Privately-owned housing starts declined to 890,000 in January, from an upwardly revised 973,000 in the prior month. The December result represented the strongest monthly rate since 2008. While a modest disappointment relative to expectations exceeding 900,000, the preliminary estimate for January still reinforces that the overall upward trend in housing construction remains intact.
The housing market remains an area of relative strength in an otherwise lackluster economy. Even as the broad economy faltered late last year, housing activity continued to charge ahead.
As a leading indicator of overall economic activity, sustained improvement in the housing market is a positive sign for future growth prospects.
Despite the improvement in housing market conditions in recent years, overall housing growth remains subdued from a longer term time frame. Conditions are still somewhat strained in the aftermath of the housing boom and bust. The healing process is likely to be a slow one, particularly given the slow pace of expansion, elevated unemployment, and limited income growth. Results for 2012 were still among the weakest since the Census Bureau began tracking the data in 1959, trailed only by the preceding three years. Looking forward, rising home prices and gradually improving demand should bode well for housing sector growth as conditions continue to gradually improve.

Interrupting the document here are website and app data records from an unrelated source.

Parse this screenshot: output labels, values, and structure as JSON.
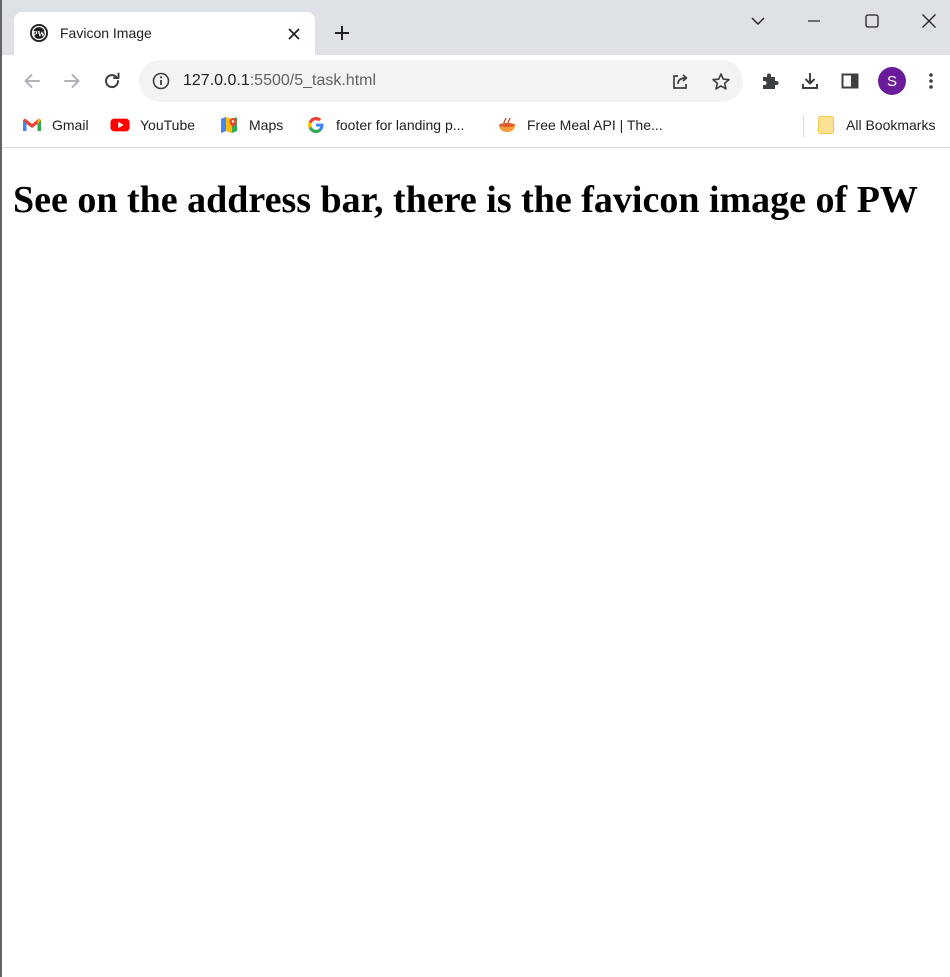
{
  "tab": {
    "title": "Favicon Image",
    "favicon": "pw-logo-icon"
  },
  "address_bar": {
    "url_host": "127.0.0.1",
    "url_rest": ":5500/5_task.html"
  },
  "profile": {
    "initial": "S",
    "color": "#6a1b9a"
  },
  "bookmarks": [
    {
      "label": "Gmail",
      "icon": "gmail-icon"
    },
    {
      "label": "YouTube",
      "icon": "youtube-icon"
    },
    {
      "label": "Maps",
      "icon": "maps-icon"
    },
    {
      "label": "footer for landing p...",
      "icon": "google-icon"
    },
    {
      "label": "Free Meal API | The...",
      "icon": "meal-icon"
    }
  ],
  "all_bookmarks": {
    "label": "All Bookmarks",
    "icon": "folder-icon"
  },
  "page": {
    "heading": "See on the address bar, there is the favicon image of PW"
  }
}
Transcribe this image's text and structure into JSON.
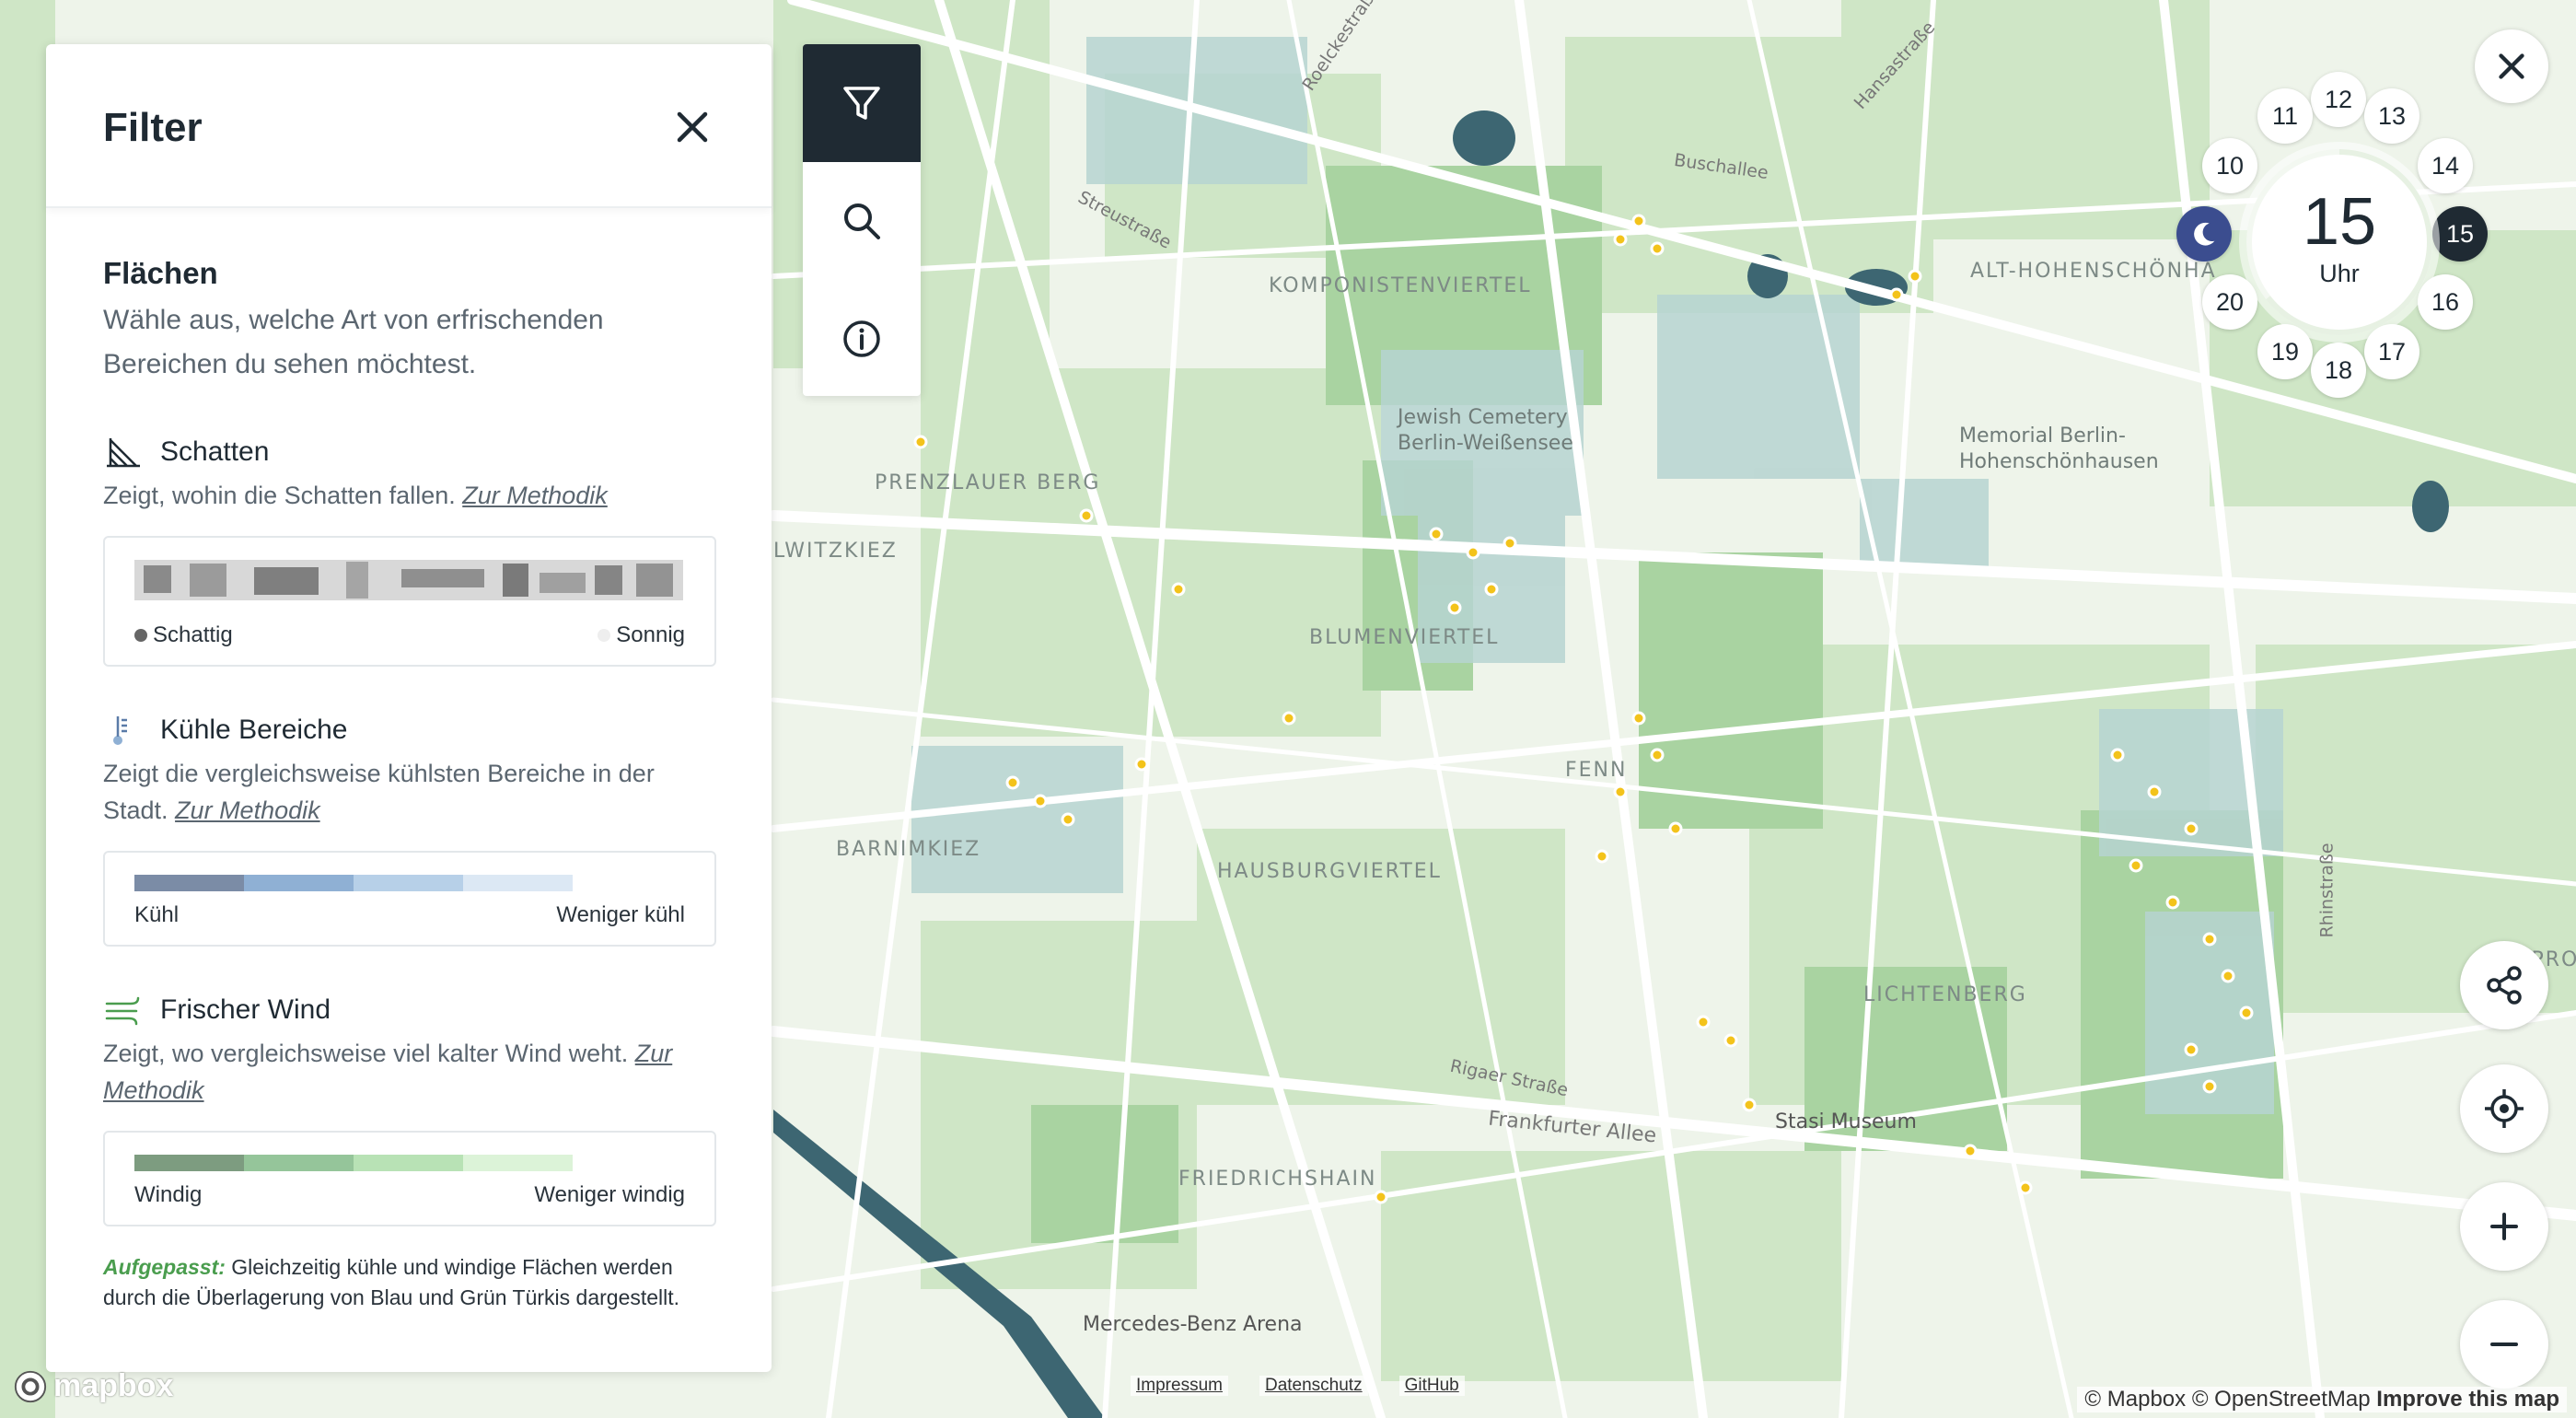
{
  "panel": {
    "title": "Filter",
    "section_title": "Flächen",
    "section_desc": "Wähle aus, welche Art von erfrischenden Bereichen du sehen möchtest.",
    "shadow": {
      "title": "Schatten",
      "desc": "Zeigt, wohin die Schatten fallen.",
      "link": "Zur Methodik",
      "left_label": "Schattig",
      "right_label": "Sonnig"
    },
    "cool": {
      "title": "Kühle Bereiche",
      "desc": "Zeigt die vergleichsweise kühlsten Bereiche in der Stadt.",
      "link": "Zur Methodik",
      "left_label": "Kühl",
      "right_label": "Weniger kühl",
      "colors": [
        "#7b8ca6",
        "#8fb0d4",
        "#b7d0e8",
        "#dce8f4"
      ]
    },
    "wind": {
      "title": "Frischer Wind",
      "desc": "Zeigt, wo vergleichsweise viel kalter Wind weht.",
      "link": "Zur Methodik",
      "left_label": "Windig",
      "right_label": "Weniger windig",
      "colors": [
        "#7d9c80",
        "#95c59a",
        "#b8e2b5",
        "#dcf3d8"
      ]
    },
    "note_label": "Aufgepasst:",
    "note_text": "Gleichzeitig kühle und windige Flächen werden durch die Überlagerung von Blau und Grün Türkis dargestellt."
  },
  "toolbar": {
    "items": [
      "filter-icon",
      "search-icon",
      "info-icon"
    ]
  },
  "clock": {
    "hour": "15",
    "unit": "Uhr",
    "hours": [
      "12",
      "13",
      "14",
      "15",
      "16",
      "17",
      "18",
      "19",
      "20",
      "",
      "10",
      "11"
    ],
    "selected": "15"
  },
  "map": {
    "labels": {
      "komponistenviertel": "KOMPONISTENVIERTEL",
      "prenzlauer_berg": "PRENZLAUER BERG",
      "witzkiez": "LWITZKIEZ",
      "blumenviertel": "BLUMENVIERTEL",
      "barnimkiez": "BARNIMKIEZ",
      "hausburgviertel": "HAUSBURGVIERTEL",
      "fenn": "FENN",
      "friedrichshain": "FRIEDRICHSHAIN",
      "lichtenberg": "LICHTENBERG",
      "alt_hohen": "ALT-HOHENSCHÖNHA",
      "jewish_cemetery": "Jewish Cemetery Berlin-Weißensee",
      "memorial": "Memorial Berlin-Hohenschönhausen",
      "stasi": "Stasi Museum",
      "benz": "Mercedes-Benz Arena",
      "streustrasse": "Streustraße",
      "buschallee": "Buschallee",
      "rigaer": "Rigaer Straße",
      "frankfurter": "Frankfurter Allee",
      "rhinstrasse": "Rhinstraße",
      "roelckestrasse": "Roelckestraße",
      "hansastrasse": "Hansastraße",
      "improve": "IMPROVE"
    }
  },
  "footer": {
    "links": [
      "Impressum",
      "Datenschutz",
      "GitHub"
    ],
    "attribution": "© Mapbox © OpenStreetMap",
    "improve": "Improve this map",
    "logo": "mapbox"
  }
}
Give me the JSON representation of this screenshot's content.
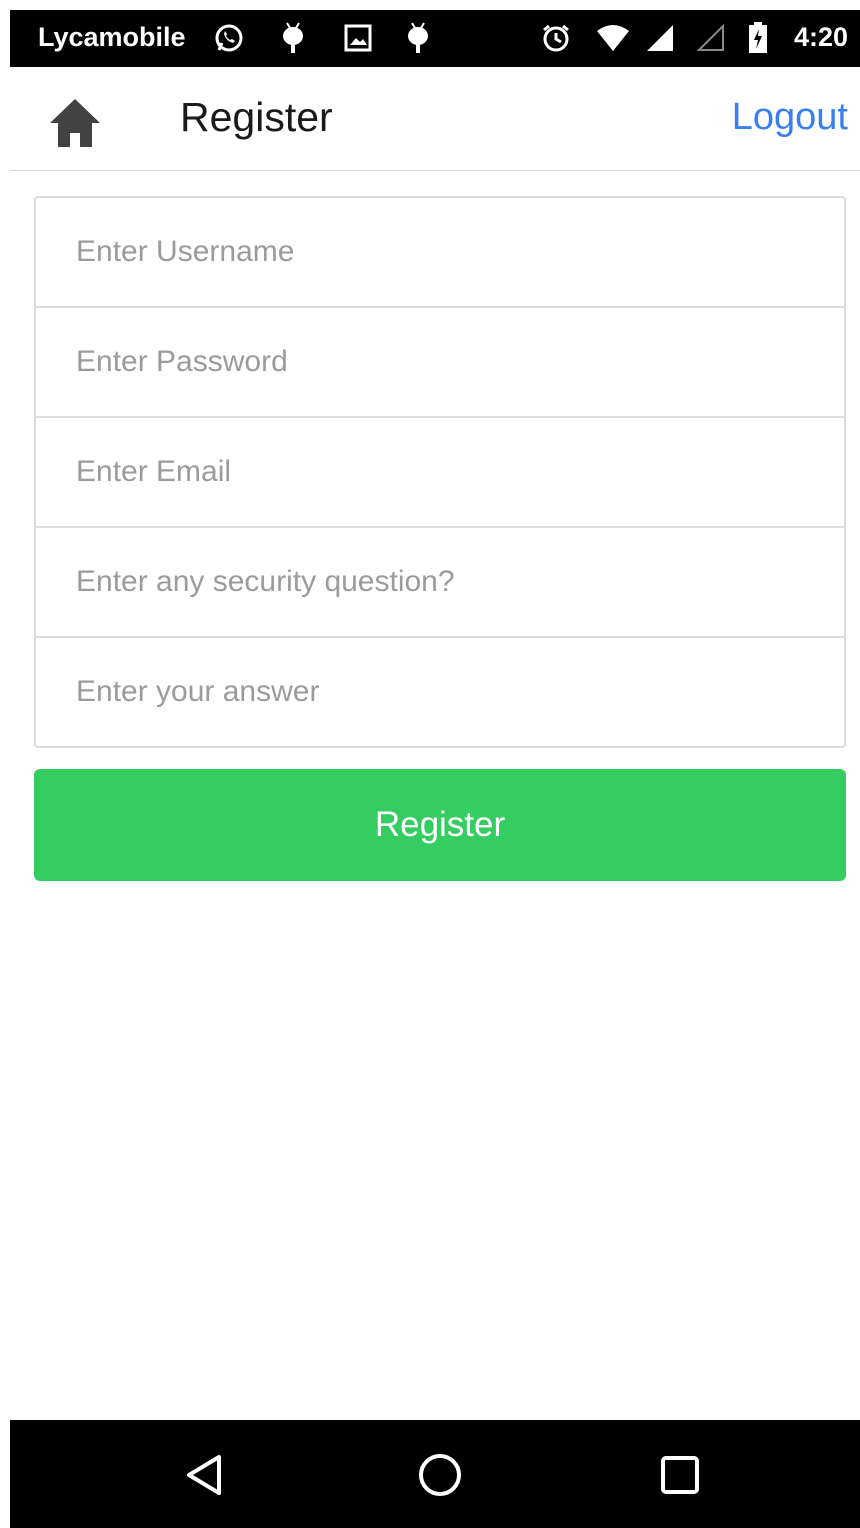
{
  "status_bar": {
    "carrier": "Lycamobile",
    "time": "4:20",
    "icons": [
      "whatsapp-icon",
      "android-debug-icon",
      "image-icon",
      "android-debug-icon",
      "alarm-icon",
      "wifi-icon",
      "signal-icon",
      "signal-empty-icon",
      "battery-charging-icon"
    ]
  },
  "header": {
    "home_icon": "home-icon",
    "title": "Register",
    "logout_label": "Logout"
  },
  "form": {
    "username_placeholder": "Enter Username",
    "password_placeholder": "Enter Password",
    "email_placeholder": "Enter Email",
    "question_placeholder": "Enter any security question?",
    "answer_placeholder": "Enter your answer",
    "submit_label": "Register"
  },
  "nav_bar": {
    "icons": [
      "back-icon",
      "home-circle-icon",
      "recents-icon"
    ]
  },
  "colors": {
    "accent": "#3a7ff0",
    "button": "#35cd61",
    "status_bar": "#000000"
  }
}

Some headwinds still exist in the housing space including the gradual overhang of existing housing units, limited household income growth, limited consumer confidence, and stricter lending standards. Nonetheless, the road ahead for housing looks comparatively good as the shadows from the housing bust gradually recede. All things considered, conditions should continue to become more constructive for the housing market in the years ahead.